Lines in which "Documents" appears should be pulled from the data below.

= = = = = = =

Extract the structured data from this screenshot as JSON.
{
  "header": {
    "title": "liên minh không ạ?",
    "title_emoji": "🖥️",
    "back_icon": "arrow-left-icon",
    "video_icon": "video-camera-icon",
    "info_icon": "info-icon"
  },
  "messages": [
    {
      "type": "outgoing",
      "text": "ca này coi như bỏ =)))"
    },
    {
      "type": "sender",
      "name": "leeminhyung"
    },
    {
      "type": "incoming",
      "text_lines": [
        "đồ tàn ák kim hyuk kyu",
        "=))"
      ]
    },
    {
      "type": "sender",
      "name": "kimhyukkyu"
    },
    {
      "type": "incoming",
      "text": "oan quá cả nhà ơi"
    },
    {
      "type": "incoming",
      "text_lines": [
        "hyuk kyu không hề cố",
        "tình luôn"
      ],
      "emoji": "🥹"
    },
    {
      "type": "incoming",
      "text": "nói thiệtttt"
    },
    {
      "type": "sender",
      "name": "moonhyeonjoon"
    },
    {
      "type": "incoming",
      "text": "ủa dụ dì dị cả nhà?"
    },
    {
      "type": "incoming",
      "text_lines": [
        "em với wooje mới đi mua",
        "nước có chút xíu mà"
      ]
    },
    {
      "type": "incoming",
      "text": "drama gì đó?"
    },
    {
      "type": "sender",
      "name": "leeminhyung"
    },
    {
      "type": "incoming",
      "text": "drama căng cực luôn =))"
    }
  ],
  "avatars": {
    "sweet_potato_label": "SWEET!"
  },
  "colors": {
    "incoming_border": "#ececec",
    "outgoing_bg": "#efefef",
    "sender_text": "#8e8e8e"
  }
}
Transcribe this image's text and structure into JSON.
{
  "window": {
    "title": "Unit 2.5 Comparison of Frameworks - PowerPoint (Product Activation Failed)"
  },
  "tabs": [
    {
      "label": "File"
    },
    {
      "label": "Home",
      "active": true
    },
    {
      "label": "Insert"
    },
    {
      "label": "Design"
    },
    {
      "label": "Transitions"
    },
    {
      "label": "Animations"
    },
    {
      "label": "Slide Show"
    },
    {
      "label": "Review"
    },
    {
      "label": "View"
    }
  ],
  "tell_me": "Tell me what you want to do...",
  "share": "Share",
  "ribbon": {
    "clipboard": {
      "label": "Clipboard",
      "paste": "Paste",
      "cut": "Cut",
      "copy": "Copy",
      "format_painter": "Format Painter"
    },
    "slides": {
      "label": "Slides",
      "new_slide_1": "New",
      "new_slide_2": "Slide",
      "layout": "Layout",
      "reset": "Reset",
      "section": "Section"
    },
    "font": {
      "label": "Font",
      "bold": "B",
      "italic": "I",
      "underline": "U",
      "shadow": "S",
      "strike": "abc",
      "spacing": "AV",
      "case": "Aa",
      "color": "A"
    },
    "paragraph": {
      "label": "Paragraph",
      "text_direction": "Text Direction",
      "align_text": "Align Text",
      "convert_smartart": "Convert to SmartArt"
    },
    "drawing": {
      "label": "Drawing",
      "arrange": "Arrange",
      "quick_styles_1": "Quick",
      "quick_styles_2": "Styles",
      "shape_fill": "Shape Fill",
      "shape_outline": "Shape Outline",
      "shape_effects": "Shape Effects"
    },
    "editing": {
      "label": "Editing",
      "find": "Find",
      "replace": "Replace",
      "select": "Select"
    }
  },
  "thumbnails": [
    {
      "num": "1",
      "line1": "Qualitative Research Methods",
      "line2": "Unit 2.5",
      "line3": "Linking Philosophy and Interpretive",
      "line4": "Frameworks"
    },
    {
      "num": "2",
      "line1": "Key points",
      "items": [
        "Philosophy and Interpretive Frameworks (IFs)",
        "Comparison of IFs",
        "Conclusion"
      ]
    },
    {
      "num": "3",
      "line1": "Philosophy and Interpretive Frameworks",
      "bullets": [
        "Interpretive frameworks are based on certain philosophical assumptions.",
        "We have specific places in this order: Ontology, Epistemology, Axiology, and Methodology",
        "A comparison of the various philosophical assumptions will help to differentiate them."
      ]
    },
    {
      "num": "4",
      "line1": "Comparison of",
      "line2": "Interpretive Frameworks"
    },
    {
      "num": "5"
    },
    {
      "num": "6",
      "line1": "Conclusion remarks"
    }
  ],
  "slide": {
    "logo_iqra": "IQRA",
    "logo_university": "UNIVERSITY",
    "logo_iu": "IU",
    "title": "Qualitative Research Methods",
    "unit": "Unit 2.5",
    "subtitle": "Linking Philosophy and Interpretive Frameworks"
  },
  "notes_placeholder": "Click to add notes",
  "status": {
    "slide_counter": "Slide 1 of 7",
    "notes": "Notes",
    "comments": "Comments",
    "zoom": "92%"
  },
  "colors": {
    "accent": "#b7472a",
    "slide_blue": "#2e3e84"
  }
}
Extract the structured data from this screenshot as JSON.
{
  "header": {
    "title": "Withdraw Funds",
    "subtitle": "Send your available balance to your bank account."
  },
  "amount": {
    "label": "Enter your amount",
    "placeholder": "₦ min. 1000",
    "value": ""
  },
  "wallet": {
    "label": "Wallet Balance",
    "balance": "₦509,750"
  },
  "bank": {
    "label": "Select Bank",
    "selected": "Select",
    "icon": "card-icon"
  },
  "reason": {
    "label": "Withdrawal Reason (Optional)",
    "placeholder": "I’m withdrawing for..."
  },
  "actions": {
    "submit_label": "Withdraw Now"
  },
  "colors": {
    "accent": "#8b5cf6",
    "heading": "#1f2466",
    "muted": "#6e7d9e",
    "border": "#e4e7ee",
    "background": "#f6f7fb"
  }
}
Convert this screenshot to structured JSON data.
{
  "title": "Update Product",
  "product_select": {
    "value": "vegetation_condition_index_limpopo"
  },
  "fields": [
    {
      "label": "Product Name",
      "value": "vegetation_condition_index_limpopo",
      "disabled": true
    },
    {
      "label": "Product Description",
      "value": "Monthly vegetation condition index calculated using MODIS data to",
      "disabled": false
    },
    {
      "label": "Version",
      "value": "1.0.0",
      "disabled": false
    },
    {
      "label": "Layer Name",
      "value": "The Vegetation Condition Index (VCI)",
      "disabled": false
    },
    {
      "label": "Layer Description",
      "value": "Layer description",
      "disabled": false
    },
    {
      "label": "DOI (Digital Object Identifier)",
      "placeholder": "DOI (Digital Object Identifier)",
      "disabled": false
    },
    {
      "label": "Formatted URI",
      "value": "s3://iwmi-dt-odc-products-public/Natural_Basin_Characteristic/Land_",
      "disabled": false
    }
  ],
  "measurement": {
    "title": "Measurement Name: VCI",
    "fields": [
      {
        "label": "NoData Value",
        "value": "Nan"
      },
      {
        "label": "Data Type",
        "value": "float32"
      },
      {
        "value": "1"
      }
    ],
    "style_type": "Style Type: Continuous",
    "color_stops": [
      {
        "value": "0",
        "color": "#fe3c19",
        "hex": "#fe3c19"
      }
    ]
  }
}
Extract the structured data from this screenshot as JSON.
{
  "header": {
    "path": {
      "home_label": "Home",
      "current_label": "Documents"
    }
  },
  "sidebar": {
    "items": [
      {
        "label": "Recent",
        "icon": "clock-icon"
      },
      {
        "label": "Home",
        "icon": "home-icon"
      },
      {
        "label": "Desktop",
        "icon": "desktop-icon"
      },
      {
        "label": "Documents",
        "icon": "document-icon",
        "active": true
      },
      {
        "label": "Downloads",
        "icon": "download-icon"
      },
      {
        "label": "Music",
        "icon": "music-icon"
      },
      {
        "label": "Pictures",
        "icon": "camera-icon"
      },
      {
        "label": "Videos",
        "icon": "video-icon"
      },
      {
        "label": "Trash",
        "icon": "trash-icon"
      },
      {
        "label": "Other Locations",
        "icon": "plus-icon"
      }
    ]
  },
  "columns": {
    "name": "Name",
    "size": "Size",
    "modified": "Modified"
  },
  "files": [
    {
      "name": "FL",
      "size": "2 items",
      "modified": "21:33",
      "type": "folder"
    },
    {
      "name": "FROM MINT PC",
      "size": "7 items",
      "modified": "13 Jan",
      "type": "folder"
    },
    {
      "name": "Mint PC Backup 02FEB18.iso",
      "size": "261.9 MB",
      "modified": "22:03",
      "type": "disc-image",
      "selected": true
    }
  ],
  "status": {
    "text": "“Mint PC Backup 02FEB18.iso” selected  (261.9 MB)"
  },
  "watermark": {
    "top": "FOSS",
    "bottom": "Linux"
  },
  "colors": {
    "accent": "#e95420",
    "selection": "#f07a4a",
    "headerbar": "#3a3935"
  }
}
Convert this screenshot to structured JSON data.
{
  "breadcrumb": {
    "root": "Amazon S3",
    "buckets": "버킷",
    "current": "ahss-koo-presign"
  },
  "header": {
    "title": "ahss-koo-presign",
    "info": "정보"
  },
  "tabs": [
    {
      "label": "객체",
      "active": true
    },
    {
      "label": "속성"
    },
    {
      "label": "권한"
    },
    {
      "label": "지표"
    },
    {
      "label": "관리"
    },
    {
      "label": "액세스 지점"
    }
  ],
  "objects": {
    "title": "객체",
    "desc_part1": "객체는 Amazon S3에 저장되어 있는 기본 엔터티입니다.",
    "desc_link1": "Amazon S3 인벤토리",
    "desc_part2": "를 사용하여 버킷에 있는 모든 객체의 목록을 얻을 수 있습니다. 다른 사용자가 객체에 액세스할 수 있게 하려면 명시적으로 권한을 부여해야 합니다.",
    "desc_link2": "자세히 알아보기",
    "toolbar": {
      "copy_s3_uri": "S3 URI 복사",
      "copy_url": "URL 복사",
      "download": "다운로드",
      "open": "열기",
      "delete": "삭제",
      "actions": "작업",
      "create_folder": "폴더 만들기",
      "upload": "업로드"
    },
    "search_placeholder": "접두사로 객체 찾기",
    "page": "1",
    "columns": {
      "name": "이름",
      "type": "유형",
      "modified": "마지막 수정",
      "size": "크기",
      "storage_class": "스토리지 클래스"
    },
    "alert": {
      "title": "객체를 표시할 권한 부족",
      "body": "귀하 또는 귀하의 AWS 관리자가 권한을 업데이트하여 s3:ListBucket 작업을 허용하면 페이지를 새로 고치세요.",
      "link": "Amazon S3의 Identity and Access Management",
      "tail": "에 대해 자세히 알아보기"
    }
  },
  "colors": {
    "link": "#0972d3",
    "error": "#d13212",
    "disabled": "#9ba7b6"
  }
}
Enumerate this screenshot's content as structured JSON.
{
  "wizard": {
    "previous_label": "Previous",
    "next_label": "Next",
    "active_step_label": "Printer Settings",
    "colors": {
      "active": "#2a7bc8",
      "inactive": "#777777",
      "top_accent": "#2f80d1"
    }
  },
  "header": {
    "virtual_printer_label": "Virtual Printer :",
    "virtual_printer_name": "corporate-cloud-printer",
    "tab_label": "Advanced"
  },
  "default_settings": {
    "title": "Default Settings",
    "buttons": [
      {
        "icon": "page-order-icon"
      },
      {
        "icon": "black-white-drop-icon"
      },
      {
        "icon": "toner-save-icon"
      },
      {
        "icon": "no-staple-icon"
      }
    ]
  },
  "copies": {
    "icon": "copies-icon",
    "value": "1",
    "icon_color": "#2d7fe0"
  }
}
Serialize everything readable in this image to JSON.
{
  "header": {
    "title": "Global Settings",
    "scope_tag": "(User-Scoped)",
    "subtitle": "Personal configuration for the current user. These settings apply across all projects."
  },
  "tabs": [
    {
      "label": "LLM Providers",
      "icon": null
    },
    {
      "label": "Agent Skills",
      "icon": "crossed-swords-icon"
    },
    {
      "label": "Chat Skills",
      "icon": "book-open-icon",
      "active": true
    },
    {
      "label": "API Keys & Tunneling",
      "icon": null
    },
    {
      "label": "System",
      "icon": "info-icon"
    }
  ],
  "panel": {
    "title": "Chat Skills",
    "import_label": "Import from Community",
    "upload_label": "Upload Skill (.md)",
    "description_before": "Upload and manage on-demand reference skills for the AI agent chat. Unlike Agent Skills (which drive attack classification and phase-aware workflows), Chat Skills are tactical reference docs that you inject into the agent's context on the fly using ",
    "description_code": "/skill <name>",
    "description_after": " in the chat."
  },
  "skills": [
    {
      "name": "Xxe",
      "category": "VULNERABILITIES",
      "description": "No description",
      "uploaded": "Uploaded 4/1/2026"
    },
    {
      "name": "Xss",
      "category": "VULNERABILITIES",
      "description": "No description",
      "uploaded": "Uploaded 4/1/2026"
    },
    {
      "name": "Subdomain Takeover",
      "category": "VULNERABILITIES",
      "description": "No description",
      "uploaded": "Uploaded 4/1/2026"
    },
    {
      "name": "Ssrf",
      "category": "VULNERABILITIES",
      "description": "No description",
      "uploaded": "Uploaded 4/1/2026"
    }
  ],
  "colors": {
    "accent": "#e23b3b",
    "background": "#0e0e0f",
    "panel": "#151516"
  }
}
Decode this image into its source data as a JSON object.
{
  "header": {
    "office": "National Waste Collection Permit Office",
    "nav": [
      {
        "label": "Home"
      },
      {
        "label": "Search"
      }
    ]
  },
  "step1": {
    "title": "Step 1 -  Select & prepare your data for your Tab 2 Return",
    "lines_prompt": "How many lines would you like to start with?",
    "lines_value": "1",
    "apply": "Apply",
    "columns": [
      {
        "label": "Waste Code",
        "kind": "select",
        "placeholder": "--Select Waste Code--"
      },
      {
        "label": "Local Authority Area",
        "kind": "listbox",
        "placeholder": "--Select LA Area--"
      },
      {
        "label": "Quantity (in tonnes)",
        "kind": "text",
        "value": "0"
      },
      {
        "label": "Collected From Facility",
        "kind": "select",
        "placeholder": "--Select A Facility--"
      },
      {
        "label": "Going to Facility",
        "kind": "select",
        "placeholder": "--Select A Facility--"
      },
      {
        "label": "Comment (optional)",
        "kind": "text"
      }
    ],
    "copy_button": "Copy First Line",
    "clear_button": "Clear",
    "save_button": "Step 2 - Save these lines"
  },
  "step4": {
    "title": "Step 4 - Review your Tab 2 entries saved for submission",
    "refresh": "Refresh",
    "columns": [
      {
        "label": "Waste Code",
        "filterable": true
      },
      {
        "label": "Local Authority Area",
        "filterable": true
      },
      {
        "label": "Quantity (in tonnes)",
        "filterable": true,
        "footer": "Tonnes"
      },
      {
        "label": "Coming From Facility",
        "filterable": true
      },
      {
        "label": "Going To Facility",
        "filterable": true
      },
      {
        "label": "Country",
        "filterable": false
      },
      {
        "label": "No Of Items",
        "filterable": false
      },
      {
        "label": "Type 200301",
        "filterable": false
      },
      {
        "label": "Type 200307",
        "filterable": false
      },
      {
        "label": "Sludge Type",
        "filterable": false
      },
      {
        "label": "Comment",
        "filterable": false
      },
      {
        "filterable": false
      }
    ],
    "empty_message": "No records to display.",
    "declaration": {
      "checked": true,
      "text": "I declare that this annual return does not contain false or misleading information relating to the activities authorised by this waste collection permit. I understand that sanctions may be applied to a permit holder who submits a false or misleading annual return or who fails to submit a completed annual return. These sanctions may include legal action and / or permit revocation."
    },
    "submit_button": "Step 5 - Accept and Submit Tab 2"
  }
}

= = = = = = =

### Answer to this task
      "current_label": "Documents"
        "label": "Documents",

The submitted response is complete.